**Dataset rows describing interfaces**

========================================================================

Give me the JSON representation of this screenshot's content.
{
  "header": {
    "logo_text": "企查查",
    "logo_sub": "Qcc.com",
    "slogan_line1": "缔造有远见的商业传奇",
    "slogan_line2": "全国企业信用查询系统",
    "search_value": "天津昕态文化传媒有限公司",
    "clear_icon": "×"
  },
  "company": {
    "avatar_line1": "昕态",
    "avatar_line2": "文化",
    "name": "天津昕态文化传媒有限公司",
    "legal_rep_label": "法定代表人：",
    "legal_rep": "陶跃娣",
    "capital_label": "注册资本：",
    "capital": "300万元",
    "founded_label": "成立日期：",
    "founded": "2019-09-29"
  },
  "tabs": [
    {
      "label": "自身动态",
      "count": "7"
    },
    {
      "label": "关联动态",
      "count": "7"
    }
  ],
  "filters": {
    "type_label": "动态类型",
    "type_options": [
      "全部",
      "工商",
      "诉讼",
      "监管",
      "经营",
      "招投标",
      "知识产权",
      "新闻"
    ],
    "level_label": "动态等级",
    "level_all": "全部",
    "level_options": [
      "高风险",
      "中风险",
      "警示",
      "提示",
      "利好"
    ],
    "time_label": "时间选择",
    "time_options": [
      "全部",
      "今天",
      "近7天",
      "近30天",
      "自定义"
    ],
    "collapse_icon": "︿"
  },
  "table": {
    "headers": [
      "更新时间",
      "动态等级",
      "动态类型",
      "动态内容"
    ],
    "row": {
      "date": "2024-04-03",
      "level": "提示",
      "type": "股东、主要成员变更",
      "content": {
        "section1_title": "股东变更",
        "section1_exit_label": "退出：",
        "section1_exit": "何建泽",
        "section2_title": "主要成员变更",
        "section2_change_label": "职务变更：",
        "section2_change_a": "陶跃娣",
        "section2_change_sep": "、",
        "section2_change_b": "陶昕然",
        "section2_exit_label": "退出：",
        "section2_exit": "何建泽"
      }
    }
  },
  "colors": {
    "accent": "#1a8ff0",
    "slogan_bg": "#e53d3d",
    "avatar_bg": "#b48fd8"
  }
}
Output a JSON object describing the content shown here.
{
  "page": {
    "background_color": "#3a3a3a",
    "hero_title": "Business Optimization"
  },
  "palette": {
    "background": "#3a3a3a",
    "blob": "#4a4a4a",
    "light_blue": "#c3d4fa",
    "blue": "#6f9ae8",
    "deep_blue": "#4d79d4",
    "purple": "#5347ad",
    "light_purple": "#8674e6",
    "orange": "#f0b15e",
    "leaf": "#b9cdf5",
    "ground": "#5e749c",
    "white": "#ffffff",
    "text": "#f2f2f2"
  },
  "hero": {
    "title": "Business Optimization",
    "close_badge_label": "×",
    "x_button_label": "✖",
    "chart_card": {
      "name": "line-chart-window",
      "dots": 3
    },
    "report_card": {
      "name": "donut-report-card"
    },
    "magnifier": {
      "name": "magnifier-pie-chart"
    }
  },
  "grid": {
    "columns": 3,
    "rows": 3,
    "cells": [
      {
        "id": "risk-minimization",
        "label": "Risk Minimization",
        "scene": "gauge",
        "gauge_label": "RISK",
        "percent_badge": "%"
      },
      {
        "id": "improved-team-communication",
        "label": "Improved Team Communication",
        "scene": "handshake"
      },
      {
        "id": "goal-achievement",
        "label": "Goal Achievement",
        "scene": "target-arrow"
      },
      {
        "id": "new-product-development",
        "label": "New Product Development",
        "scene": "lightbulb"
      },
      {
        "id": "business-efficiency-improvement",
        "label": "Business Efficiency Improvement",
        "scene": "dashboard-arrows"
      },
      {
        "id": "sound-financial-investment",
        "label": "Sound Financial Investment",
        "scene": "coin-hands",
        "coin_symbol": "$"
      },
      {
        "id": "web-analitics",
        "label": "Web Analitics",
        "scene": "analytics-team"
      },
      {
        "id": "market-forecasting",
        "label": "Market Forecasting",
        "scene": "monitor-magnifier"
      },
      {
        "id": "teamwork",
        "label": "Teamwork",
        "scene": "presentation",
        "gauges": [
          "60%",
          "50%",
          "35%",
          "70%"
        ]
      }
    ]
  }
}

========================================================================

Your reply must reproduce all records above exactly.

**TASK OUTPUT**
Give me the JSON representation of this screenshot's content.
{
  "header": {
    "logo_text": "企查查",
    "logo_sub": "Qcc.com",
    "slogan_line1": "缔造有远见的商业传奇",
    "slogan_line2": "全国企业信用查询系统",
    "search_value": "天津昕态文化传媒有限公司",
    "clear_icon": "×"
  },
  "company": {
    "avatar_line1": "昕态",
    "avatar_line2": "文化",
    "name": "天津昕态文化传媒有限公司",
    "legal_rep_label": "法定代表人：",
    "legal_rep": "陶跃娣",
    "capital_label": "注册资本：",
    "capital": "300万元",
    "founded_label": "成立日期：",
    "founded": "2019-09-29"
  },
  "tabs": [
    {
      "label": "自身动态",
      "count": "7"
    },
    {
      "label": "关联动态",
      "count": "7"
    }
  ],
  "filters": {
    "type_label": "动态类型",
    "type_options": [
      "全部",
      "工商",
      "诉讼",
      "监管",
      "经营",
      "招投标",
      "知识产权",
      "新闻"
    ],
    "level_label": "动态等级",
    "level_all": "全部",
    "level_options": [
      "高风险",
      "中风险",
      "警示",
      "提示",
      "利好"
    ],
    "time_label": "时间选择",
    "time_options": [
      "全部",
      "今天",
      "近7天",
      "近30天",
      "自定义"
    ],
    "collapse_icon": "︿"
  },
  "table": {
    "headers": [
      "更新时间",
      "动态等级",
      "动态类型",
      "动态内容"
    ],
    "row": {
      "date": "2024-04-03",
      "level": "提示",
      "type": "股东、主要成员变更",
      "content": {
        "section1_title": "股东变更",
        "section1_exit_label": "退出：",
        "section1_exit": "何建泽",
        "section2_title": "主要成员变更",
        "section2_change_label": "职务变更：",
        "section2_change_a": "陶跃娣",
        "section2_change_sep": "、",
        "section2_change_b": "陶昕然",
        "section2_exit_label": "退出：",
        "section2_exit": "何建泽"
      }
    }
  },
  "colors": {
    "accent": "#1a8ff0",
    "slogan_bg": "#e53d3d",
    "avatar_bg": "#b48fd8"
  }
}
Output a JSON object describing the content shown here.
{
  "page": {
    "background_color": "#3a3a3a",
    "hero_title": "Business Optimization"
  },
  "palette": {
    "background": "#3a3a3a",
    "blob": "#4a4a4a",
    "light_blue": "#c3d4fa",
    "blue": "#6f9ae8",
    "deep_blue": "#4d79d4",
    "purple": "#5347ad",
    "light_purple": "#8674e6",
    "orange": "#f0b15e",
    "leaf": "#b9cdf5",
    "ground": "#5e749c",
    "white": "#ffffff",
    "text": "#f2f2f2"
  },
  "hero": {
    "title": "Business Optimization",
    "close_badge_label": "×",
    "x_button_label": "✖",
    "chart_card": {
      "name": "line-chart-window",
      "dots": 3
    },
    "report_card": {
      "name": "donut-report-card"
    },
    "magnifier": {
      "name": "magnifier-pie-chart"
    }
  },
  "grid": {
    "columns": 3,
    "rows": 3,
    "cells": [
      {
        "id": "risk-minimization",
        "label": "Risk Minimization",
        "scene": "gauge",
        "gauge_label": "RISK",
        "percent_badge": "%"
      },
      {
        "id": "improved-team-communication",
        "label": "Improved Team Communication",
        "scene": "handshake"
      },
      {
        "id": "goal-achievement",
        "label": "Goal Achievement",
        "scene": "target-arrow"
      },
      {
        "id": "new-product-development",
        "label": "New Product Development",
        "scene": "lightbulb"
      },
      {
        "id": "business-efficiency-improvement",
        "label": "Business Efficiency Improvement",
        "scene": "dashboard-arrows"
      },
      {
        "id": "sound-financial-investment",
        "label": "Sound Financial Investment",
        "scene": "coin-hands",
        "coin_symbol": "$"
      },
      {
        "id": "web-analitics",
        "label": "Web Analitics",
        "scene": "analytics-team"
      },
      {
        "id": "market-forecasting",
        "label": "Market Forecasting",
        "scene": "monitor-magnifier"
      },
      {
        "id": "teamwork",
        "label": "Teamwork",
        "scene": "presentation",
        "gauges": [
          "60%",
          "50%",
          "35%",
          "70%"
        ]
      }
    ]
  }
}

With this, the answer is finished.